(Required action):
The answer is a number and nothing else: the count of lines in these entries containing the word "icon".

(Entries provided):
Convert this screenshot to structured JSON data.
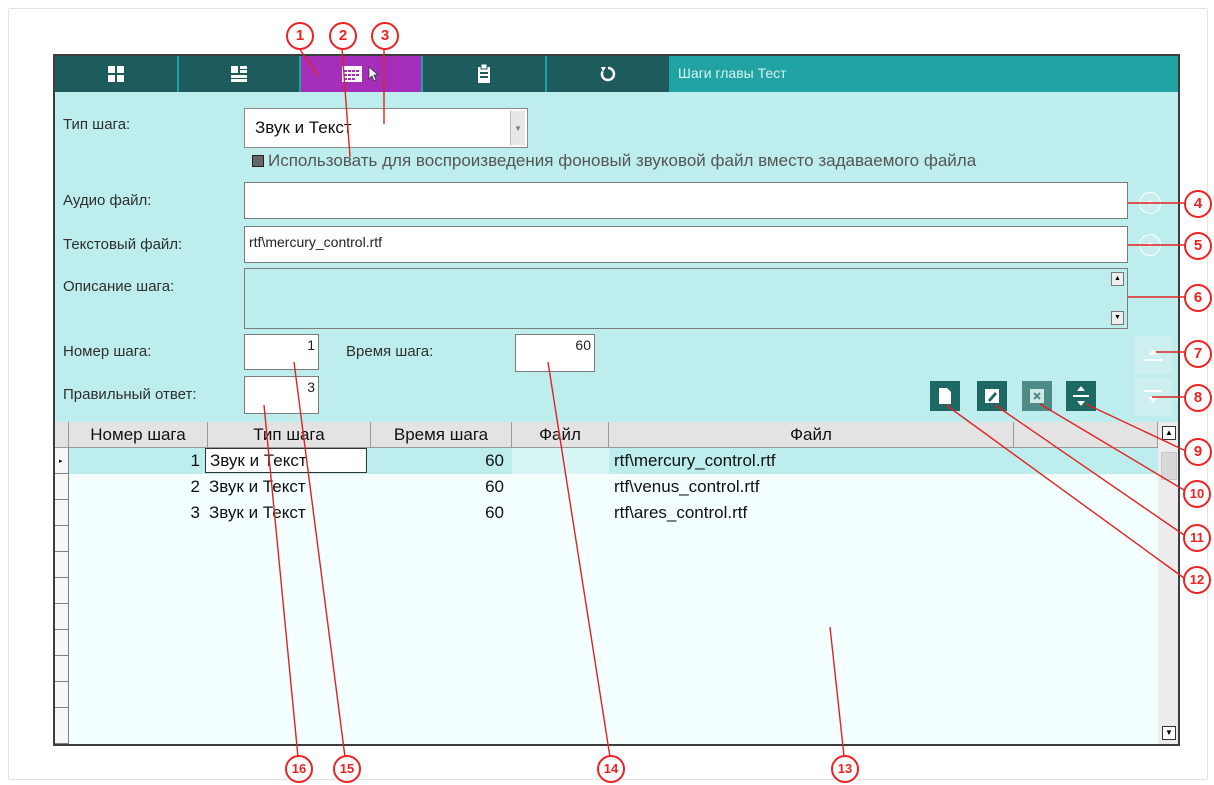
{
  "toolbar": {
    "title": "Шаги главы Тест",
    "buttons": [
      "grid-icon",
      "list-icon",
      "calendar-icon",
      "clipboard-icon",
      "refresh-icon"
    ],
    "active_index": 2
  },
  "form": {
    "step_type_label": "Тип шага:",
    "step_type_value": "Звук и Текст",
    "checkbox_label": "Использовать для воспроизведения фоновый звуковой файл вместо задаваемого файла",
    "checkbox_checked": true,
    "audio_label": "Аудио файл:",
    "audio_value": "",
    "text_label": "Текстовый файл:",
    "text_value": "rtf\\mercury_control.rtf",
    "desc_label": "Описание шага:",
    "desc_value": "",
    "step_num_label": "Номер шага:",
    "step_num_value": "1",
    "step_time_label": "Время шага:",
    "step_time_value": "60",
    "answer_label": "Правильный ответ:",
    "answer_value": "3"
  },
  "grid": {
    "columns": [
      "Номер шага",
      "Тип шага",
      "Время шага",
      "Файл",
      "Файл"
    ],
    "rows": [
      {
        "num": "1",
        "type": "Звук и Текст",
        "time": "60",
        "file1": "",
        "file2": "rtf\\mercury_control.rtf"
      },
      {
        "num": "2",
        "type": "Звук и Текст",
        "time": "60",
        "file1": "",
        "file2": "rtf\\venus_control.rtf"
      },
      {
        "num": "3",
        "type": "Звук и Текст",
        "time": "60",
        "file1": "",
        "file2": "rtf\\ares_control.rtf"
      }
    ],
    "selected_row": 0
  },
  "callouts": [
    "1",
    "2",
    "3",
    "4",
    "5",
    "6",
    "7",
    "8",
    "9",
    "10",
    "11",
    "12",
    "13",
    "14",
    "15",
    "16"
  ],
  "colors": {
    "toolbar": "#22a3a3",
    "toolbar_button": "#1d5b5c",
    "toolbar_active": "#a52fba",
    "form_bg": "#bdeeed",
    "callout": "#e22222"
  }
}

(Result of the task):
5